__PROBLEM STATEMENT__:
Find the line containing "Output a JSON", then return it and every line after it through the end of the records, exactly. Leave out pictures.

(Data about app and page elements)
┄┄┄┄┄┄

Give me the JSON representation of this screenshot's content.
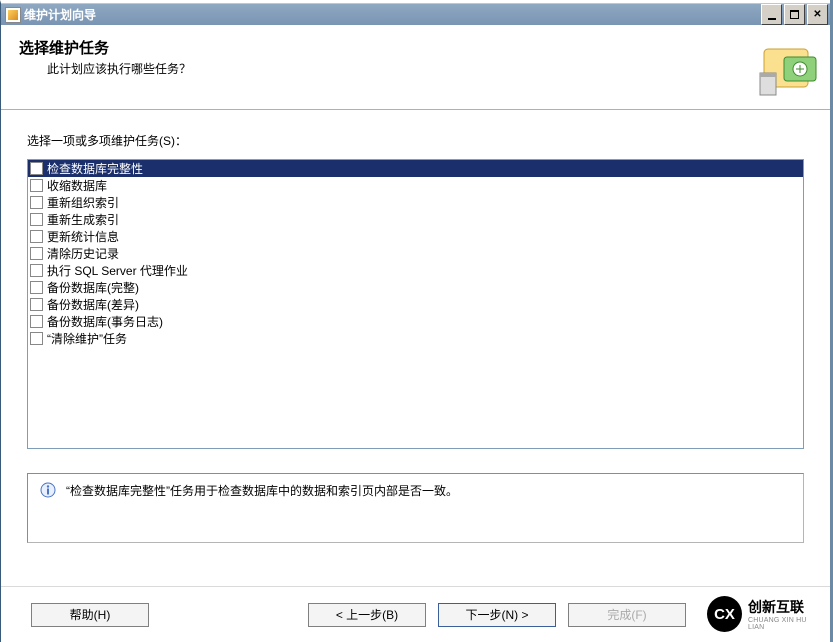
{
  "window": {
    "title": "维护计划向导"
  },
  "header": {
    "heading": "选择维护任务",
    "subheading": "此计划应该执行哪些任务？"
  },
  "body": {
    "instruction": "选择一项或多项维护任务(S)：",
    "tasks": [
      {
        "label": "检查数据库完整性",
        "checked": false,
        "selected": true
      },
      {
        "label": "收缩数据库",
        "checked": false,
        "selected": false
      },
      {
        "label": "重新组织索引",
        "checked": false,
        "selected": false
      },
      {
        "label": "重新生成索引",
        "checked": false,
        "selected": false
      },
      {
        "label": "更新统计信息",
        "checked": false,
        "selected": false
      },
      {
        "label": "清除历史记录",
        "checked": false,
        "selected": false
      },
      {
        "label": "执行 SQL Server 代理作业",
        "checked": false,
        "selected": false
      },
      {
        "label": "备份数据库(完整)",
        "checked": false,
        "selected": false
      },
      {
        "label": "备份数据库(差异)",
        "checked": false,
        "selected": false
      },
      {
        "label": "备份数据库(事务日志)",
        "checked": false,
        "selected": false
      },
      {
        "label": "“清除维护”任务",
        "checked": false,
        "selected": false
      }
    ],
    "description": "“检查数据库完整性”任务用于检查数据库中的数据和索引页内部是否一致。"
  },
  "footer": {
    "help": "帮助(H)",
    "back": "< 上一步(B)",
    "next": "下一步(N) >",
    "finish": "完成(F)"
  },
  "watermark": {
    "logo": "CX",
    "text": "创新互联",
    "sub": "CHUANG XIN HU LIAN"
  }
}
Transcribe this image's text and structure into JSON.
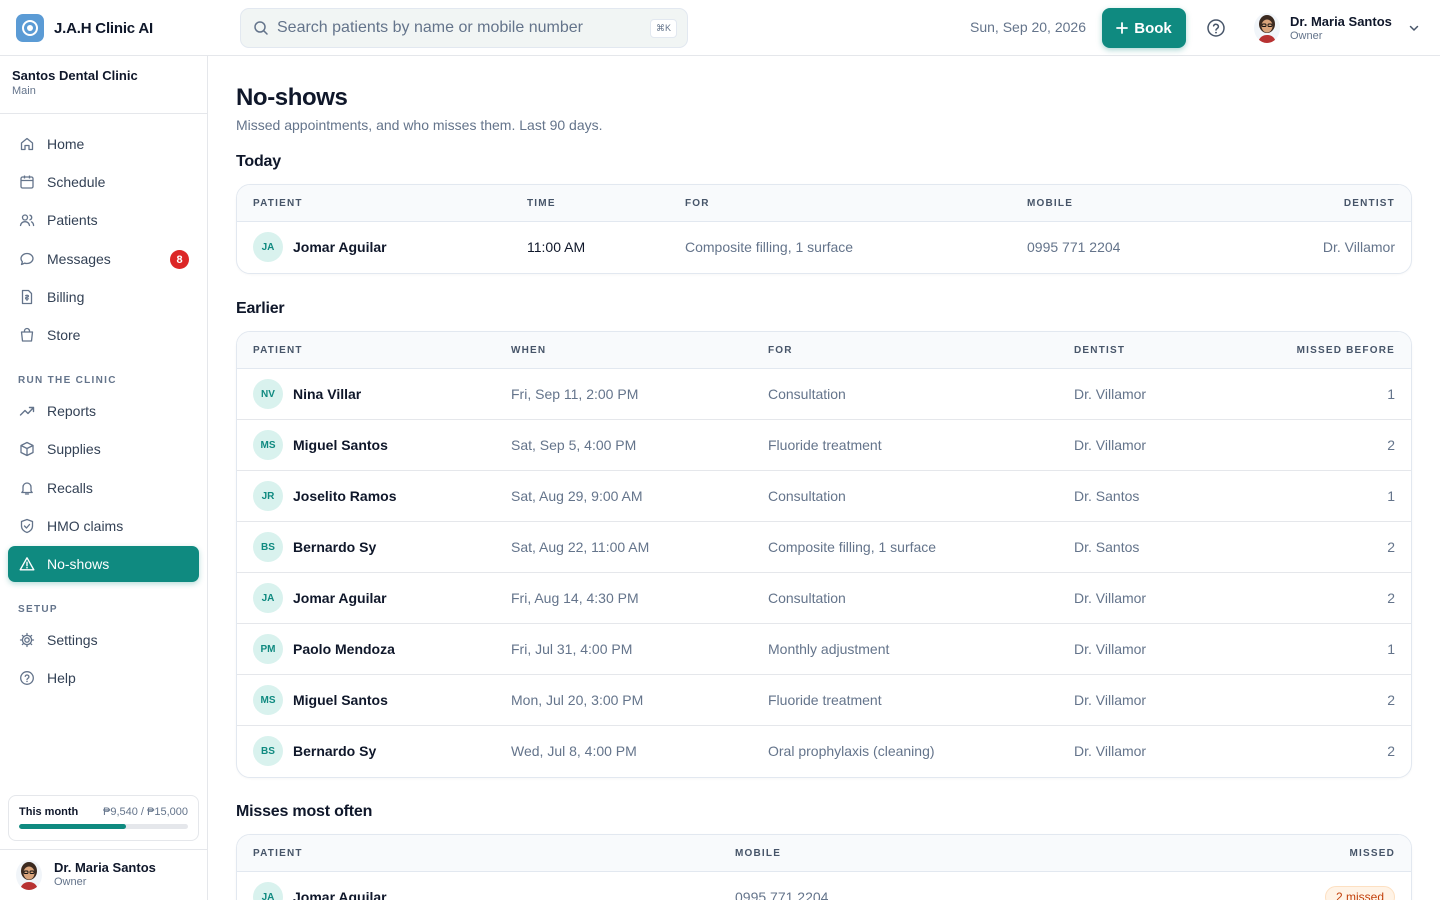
{
  "app": {
    "name": "J.A.H Clinic AI"
  },
  "search": {
    "placeholder": "Search patients by name or mobile number",
    "shortcut": "⌘K"
  },
  "header": {
    "date": "Sun, Sep 20, 2026",
    "book_label": "Book"
  },
  "user": {
    "name": "Dr. Maria Santos",
    "role": "Owner"
  },
  "clinic": {
    "name": "Santos Dental Clinic",
    "branch": "Main"
  },
  "sidebar": {
    "items": [
      {
        "label": "Home",
        "icon": "home-icon"
      },
      {
        "label": "Schedule",
        "icon": "calendar-icon"
      },
      {
        "label": "Patients",
        "icon": "users-icon"
      },
      {
        "label": "Messages",
        "icon": "message-icon",
        "badge": "8"
      },
      {
        "label": "Billing",
        "icon": "receipt-icon"
      },
      {
        "label": "Store",
        "icon": "bag-icon"
      }
    ],
    "section_run": "RUN THE CLINIC",
    "run_items": [
      {
        "label": "Reports",
        "icon": "trend-icon"
      },
      {
        "label": "Supplies",
        "icon": "box-icon"
      },
      {
        "label": "Recalls",
        "icon": "bell-icon"
      },
      {
        "label": "HMO claims",
        "icon": "shield-icon"
      },
      {
        "label": "No-shows",
        "icon": "alert-triangle-icon",
        "active": true
      }
    ],
    "section_setup": "SETUP",
    "setup_items": [
      {
        "label": "Settings",
        "icon": "gear-icon"
      },
      {
        "label": "Help",
        "icon": "help-icon"
      }
    ]
  },
  "budget": {
    "label": "This month",
    "value": "₱9,540 / ₱15,000",
    "progress": 0.636
  },
  "page": {
    "title": "No-shows",
    "subtitle": "Missed appointments, and who misses them. Last 90 days."
  },
  "today": {
    "heading": "Today",
    "columns": [
      "PATIENT",
      "TIME",
      "FOR",
      "MOBILE",
      "DENTIST"
    ],
    "rows": [
      {
        "initials": "JA",
        "name": "Jomar Aguilar",
        "time": "11:00 AM",
        "for": "Composite filling, 1 surface",
        "mobile": "0995 771 2204",
        "dentist": "Dr. Villamor"
      }
    ]
  },
  "earlier": {
    "heading": "Earlier",
    "columns": [
      "PATIENT",
      "WHEN",
      "FOR",
      "DENTIST",
      "MISSED BEFORE"
    ],
    "rows": [
      {
        "initials": "NV",
        "name": "Nina Villar",
        "when": "Fri, Sep 11, 2:00 PM",
        "for": "Consultation",
        "dentist": "Dr. Villamor",
        "missed": "1"
      },
      {
        "initials": "MS",
        "name": "Miguel Santos",
        "when": "Sat, Sep 5, 4:00 PM",
        "for": "Fluoride treatment",
        "dentist": "Dr. Villamor",
        "missed": "2"
      },
      {
        "initials": "JR",
        "name": "Joselito Ramos",
        "when": "Sat, Aug 29, 9:00 AM",
        "for": "Consultation",
        "dentist": "Dr. Santos",
        "missed": "1"
      },
      {
        "initials": "BS",
        "name": "Bernardo Sy",
        "when": "Sat, Aug 22, 11:00 AM",
        "for": "Composite filling, 1 surface",
        "dentist": "Dr. Santos",
        "missed": "2"
      },
      {
        "initials": "JA",
        "name": "Jomar Aguilar",
        "when": "Fri, Aug 14, 4:30 PM",
        "for": "Consultation",
        "dentist": "Dr. Villamor",
        "missed": "2"
      },
      {
        "initials": "PM",
        "name": "Paolo Mendoza",
        "when": "Fri, Jul 31, 4:00 PM",
        "for": "Monthly adjustment",
        "dentist": "Dr. Villamor",
        "missed": "1"
      },
      {
        "initials": "MS",
        "name": "Miguel Santos",
        "when": "Mon, Jul 20, 3:00 PM",
        "for": "Fluoride treatment",
        "dentist": "Dr. Villamor",
        "missed": "2"
      },
      {
        "initials": "BS",
        "name": "Bernardo Sy",
        "when": "Wed, Jul 8, 4:00 PM",
        "for": "Oral prophylaxis (cleaning)",
        "dentist": "Dr. Villamor",
        "missed": "2"
      }
    ]
  },
  "often": {
    "heading": "Misses most often",
    "columns": [
      "PATIENT",
      "MOBILE",
      "MISSED"
    ],
    "rows": [
      {
        "initials": "JA",
        "name": "Jomar Aguilar",
        "mobile": "0995 771 2204",
        "missed": "2 missed"
      }
    ]
  },
  "colors": {
    "accent": "#0f8a80",
    "badge": "#dc2626",
    "brand_logo": "#5b9bd5"
  }
}
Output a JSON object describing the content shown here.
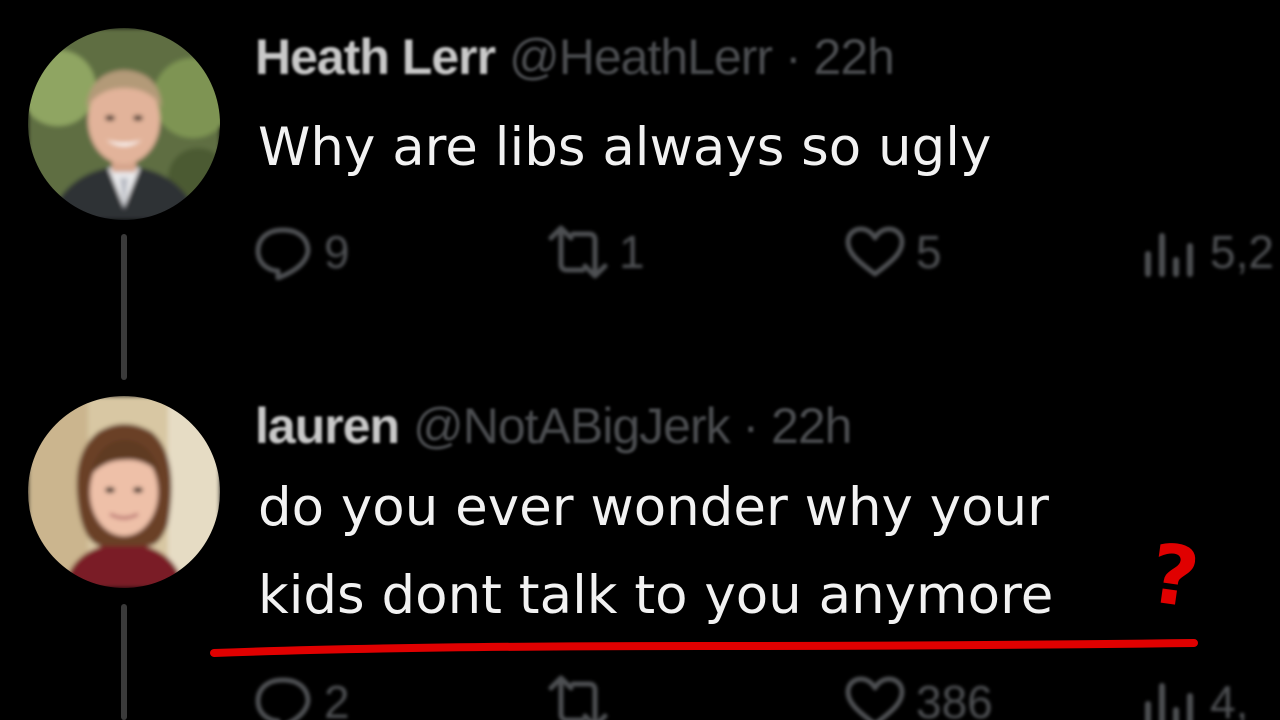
{
  "tweets": [
    {
      "display_name": "Heath Lerr",
      "handle": "@HeathLerr",
      "separator": " · ",
      "time": "22h",
      "text_lines": [
        "Why are libs always so ugly"
      ],
      "actions": {
        "replies": "9",
        "retweets": "1",
        "likes": "5",
        "views": "5,2"
      }
    },
    {
      "display_name": "lauren",
      "handle": "@NotABigJerk",
      "separator": " · ",
      "time": "22h",
      "text_lines": [
        "do you ever wonder why your",
        "kids dont talk to you anymore"
      ],
      "actions": {
        "replies": "2",
        "retweets": "",
        "likes": "386",
        "views": "4,"
      }
    }
  ],
  "annotation": {
    "mark": "?",
    "color": "#e00000"
  },
  "icons": {
    "reply": "speech-bubble-icon",
    "retweet": "retweet-arrows-icon",
    "like": "heart-icon",
    "views": "bar-chart-icon"
  }
}
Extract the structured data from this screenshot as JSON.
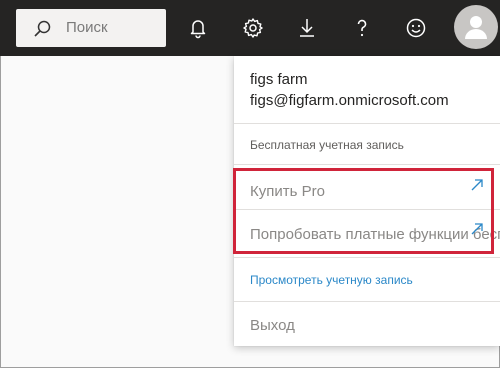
{
  "topbar": {
    "search_placeholder": "Поиск",
    "icons": [
      "notifications-icon",
      "settings-icon",
      "download-icon",
      "help-icon",
      "feedback-icon",
      "avatar-icon"
    ]
  },
  "account_menu": {
    "name": "figs farm",
    "email": "figs@figfarm.onmicrosoft.com",
    "plan": "Бесплатная учетная запись",
    "buy_pro": "Купить Pro",
    "try_paid": "Попробовать платные функции бесплатно",
    "view_account": "Просмотреть учетную запись",
    "logout": "Выход"
  },
  "colors": {
    "topbar": "#252423",
    "highlight": "#d0243a",
    "link": "#2b88c8"
  }
}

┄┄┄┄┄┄

__RESPONSE AREA__:
Output a JSON object describing the content shown here.
{
  "tweets": [
    {
      "display_name": "Heath Lerr",
      "handle": "@HeathLerr",
      "separator": " · ",
      "time": "22h",
      "text_lines": [
        "Why are libs always so ugly"
      ],
      "actions": {
        "replies": "9",
        "retweets": "1",
        "likes": "5",
        "views": "5,2"
      }
    },
    {
      "display_name": "lauren",
      "handle": "@NotABigJerk",
      "separator": " · ",
      "time": "22h",
      "text_lines": [
        "do you ever wonder why your",
        "kids dont talk to you anymore"
      ],
      "actions": {
        "replies": "2",
        "retweets": "",
        "likes": "386",
        "views": "4,"
      }
    }
  ],
  "annotation": {
    "mark": "?",
    "color": "#e00000"
  },
  "icons": {
    "reply": "speech-bubble-icon",
    "retweet": "retweet-arrows-icon",
    "like": "heart-icon",
    "views": "bar-chart-icon"
  }
}
Extract the structured data from this screenshot as JSON.
{
  "topbar": {
    "search_placeholder": "Поиск",
    "icons": [
      "notifications-icon",
      "settings-icon",
      "download-icon",
      "help-icon",
      "feedback-icon",
      "avatar-icon"
    ]
  },
  "account_menu": {
    "name": "figs farm",
    "email": "figs@figfarm.onmicrosoft.com",
    "plan": "Бесплатная учетная запись",
    "buy_pro": "Купить Pro",
    "try_paid": "Попробовать платные функции бесплатно",
    "view_account": "Просмотреть учетную запись",
    "logout": "Выход"
  },
  "colors": {
    "topbar": "#252423",
    "highlight": "#d0243a",
    "link": "#2b88c8"
  }
}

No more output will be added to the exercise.